The Iowa National Guard hosted students at an event highlighting different roles and responsibilities. This experience allowed students to see a mock field hospital, mass casualty dummies used for training, transportation assets used in the field to transport the injured, and weapons and artillery used.
"The students were shocked," Latham said. "As nurses, we are constantly busy with call lights and people barraging us with different needs, but a nurse or a medical person in the military is doing all that while potentially under fire."
The nursing students were unfamiliar with the expanded military roles, such as corpsman. The members of the National Guard who worked with the students enjoyed having the opportunity to be able to share their experiences with people who were potential future caregivers.
"It was a great experience for everyone," Latham said.
Students also had an opportunity to hear directly from members of the Iowa National Guard about the real-world impact of post-traumatic stress syndrome (PTSD), a topic often removed from public consciousness beyond television and popular media depictions.
"I think students were surprised by how vulnerable and open they were in discussing their personal experiences and the impact of PTSD on their lives and that of their family members," Latham said.
Students then learned about the role of the Iowa National Guard in preparing for and providing service during public health events, including the VA's "Fourth Mission," which is to provide local, state, and national support during events such as the pandemic.
"Everybody was trying to figure out how to function in this new normal, but for the military, being prepared for the unexpected is a requirement, making them an excellent resource, especially with the pandemic," Latham said.
Later in the semester, the partnership with ICVAHCS allowed students to experience multiple services provided by the Iowa City VA. Services included telehealth, women's health, suicide prevention, transplant, mental health, homeless services, diabetes care, and primary care, which are crucial to enhancing understanding of local resources available to veterans.
"It was like the Wizard of Oz pulling back the curtain," Latham said. "The VA is right here, and nobody seems to notice unless they come through the doors because they are getting care."
Many veterans do not enroll in VA services, despite being eligible due to stigma or a belief that the healthcare is for those more in need than they are.
Latham was inspired to advance veterans' access to healthcare through the experience of her father-in-law, an advocate for other veterans despite hesitating to access services as a veteran himself.

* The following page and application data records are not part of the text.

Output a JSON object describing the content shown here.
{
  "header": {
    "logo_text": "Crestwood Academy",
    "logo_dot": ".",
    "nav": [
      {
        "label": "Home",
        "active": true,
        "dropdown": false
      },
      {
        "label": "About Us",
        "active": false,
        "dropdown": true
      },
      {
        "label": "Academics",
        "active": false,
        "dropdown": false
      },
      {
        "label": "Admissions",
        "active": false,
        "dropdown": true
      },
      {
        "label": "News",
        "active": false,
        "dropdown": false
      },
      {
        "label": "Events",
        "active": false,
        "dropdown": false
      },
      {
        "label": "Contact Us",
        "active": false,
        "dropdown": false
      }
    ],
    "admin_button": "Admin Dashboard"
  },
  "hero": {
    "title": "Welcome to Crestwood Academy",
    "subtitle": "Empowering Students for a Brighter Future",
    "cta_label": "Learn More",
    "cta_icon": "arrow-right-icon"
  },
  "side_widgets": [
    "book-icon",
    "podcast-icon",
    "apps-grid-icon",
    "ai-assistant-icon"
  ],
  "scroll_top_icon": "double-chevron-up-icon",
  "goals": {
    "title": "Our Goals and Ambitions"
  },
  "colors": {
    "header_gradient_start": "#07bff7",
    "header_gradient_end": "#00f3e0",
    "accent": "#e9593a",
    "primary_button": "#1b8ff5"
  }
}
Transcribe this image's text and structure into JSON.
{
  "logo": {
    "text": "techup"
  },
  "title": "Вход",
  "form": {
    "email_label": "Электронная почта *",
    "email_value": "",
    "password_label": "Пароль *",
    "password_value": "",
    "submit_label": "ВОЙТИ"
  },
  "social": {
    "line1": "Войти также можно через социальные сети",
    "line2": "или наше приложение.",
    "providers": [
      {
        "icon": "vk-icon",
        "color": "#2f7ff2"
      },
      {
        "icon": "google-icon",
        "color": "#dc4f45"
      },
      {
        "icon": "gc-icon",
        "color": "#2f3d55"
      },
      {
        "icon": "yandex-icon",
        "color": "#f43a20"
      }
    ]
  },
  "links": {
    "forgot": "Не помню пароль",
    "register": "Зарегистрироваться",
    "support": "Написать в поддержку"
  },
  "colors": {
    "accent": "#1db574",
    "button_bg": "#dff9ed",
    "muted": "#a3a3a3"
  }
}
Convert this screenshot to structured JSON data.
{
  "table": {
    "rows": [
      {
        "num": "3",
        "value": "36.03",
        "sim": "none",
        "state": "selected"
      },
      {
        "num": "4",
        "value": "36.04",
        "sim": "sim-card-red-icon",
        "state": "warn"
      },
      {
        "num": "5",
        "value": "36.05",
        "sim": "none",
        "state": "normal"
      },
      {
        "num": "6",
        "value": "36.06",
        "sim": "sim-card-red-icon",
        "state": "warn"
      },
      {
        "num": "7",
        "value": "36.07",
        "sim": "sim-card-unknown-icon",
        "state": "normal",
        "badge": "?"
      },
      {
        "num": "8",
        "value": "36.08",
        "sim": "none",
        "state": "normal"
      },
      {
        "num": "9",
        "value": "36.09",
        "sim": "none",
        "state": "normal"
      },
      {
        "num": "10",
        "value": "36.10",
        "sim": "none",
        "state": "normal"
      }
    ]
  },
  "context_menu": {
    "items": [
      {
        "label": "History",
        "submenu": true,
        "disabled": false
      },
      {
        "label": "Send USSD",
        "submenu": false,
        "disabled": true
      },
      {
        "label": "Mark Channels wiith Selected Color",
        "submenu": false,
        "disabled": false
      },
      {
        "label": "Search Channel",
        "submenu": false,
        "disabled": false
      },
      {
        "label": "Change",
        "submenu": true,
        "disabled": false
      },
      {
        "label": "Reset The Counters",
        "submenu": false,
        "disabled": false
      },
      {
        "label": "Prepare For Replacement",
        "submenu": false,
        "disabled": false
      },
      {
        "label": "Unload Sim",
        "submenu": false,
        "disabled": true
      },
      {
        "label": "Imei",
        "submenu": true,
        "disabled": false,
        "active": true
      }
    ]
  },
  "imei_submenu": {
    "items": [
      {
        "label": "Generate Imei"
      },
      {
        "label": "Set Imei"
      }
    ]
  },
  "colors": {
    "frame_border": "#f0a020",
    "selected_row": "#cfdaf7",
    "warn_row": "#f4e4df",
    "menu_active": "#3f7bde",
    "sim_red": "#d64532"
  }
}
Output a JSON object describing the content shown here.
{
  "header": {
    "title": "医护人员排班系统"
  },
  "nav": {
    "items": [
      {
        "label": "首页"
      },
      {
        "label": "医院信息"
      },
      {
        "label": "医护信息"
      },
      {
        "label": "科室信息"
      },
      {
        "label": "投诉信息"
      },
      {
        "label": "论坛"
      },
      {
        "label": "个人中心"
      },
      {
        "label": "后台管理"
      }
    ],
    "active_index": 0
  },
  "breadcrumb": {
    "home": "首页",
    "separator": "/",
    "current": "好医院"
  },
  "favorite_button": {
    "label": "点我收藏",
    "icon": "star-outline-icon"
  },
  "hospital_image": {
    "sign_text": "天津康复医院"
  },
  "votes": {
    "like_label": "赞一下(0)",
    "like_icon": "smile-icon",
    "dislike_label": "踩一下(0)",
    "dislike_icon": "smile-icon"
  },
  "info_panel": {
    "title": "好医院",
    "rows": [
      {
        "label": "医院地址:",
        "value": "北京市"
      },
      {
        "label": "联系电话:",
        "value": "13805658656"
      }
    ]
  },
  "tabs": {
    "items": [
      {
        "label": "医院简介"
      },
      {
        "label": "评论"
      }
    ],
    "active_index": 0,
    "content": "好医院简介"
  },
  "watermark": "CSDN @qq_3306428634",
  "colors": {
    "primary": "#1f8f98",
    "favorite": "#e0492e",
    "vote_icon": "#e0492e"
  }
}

"At the end of his life, there were so many resources and things that he should have or could have had available to him if he had taken action and registered with the VA," Latham said. "Instead, he didn't, and then we ran behind the train, trying to play catch up, and this ultimately affected his quality of life, which would have been so much better if he had not waited."
IMPACTING IOWA COMMUNITIES
Following the community-engaged practicum, some students considered career paths supporting military families, veteran communities, and the armed forces.
"They talked about recognizing the importance of bringing veterans' health awareness out into their community wherever they were going to work," Latham said. "One student said it was an essential connection because she never thought about veteran impact in obstetrics and delivery or that she should be assessing veterans' status. Understanding how PTSD can affect a new mother or father and knowing that resources are out there is critical."
Latham recommends faculty across disciplines incorporate community engagement into their classrooms while taking advantage of University of Iowa resources and the ability to impact communities through outside partnerships.
"The opportunities we get through strengthening those relationships with our community partners benefit everyone," Latham said. "It helps students and the University of Iowa, benefits our partners while also addressing funding issues, research needs, and all those different things that, if we are not out there engaging with our community partners, we may not know."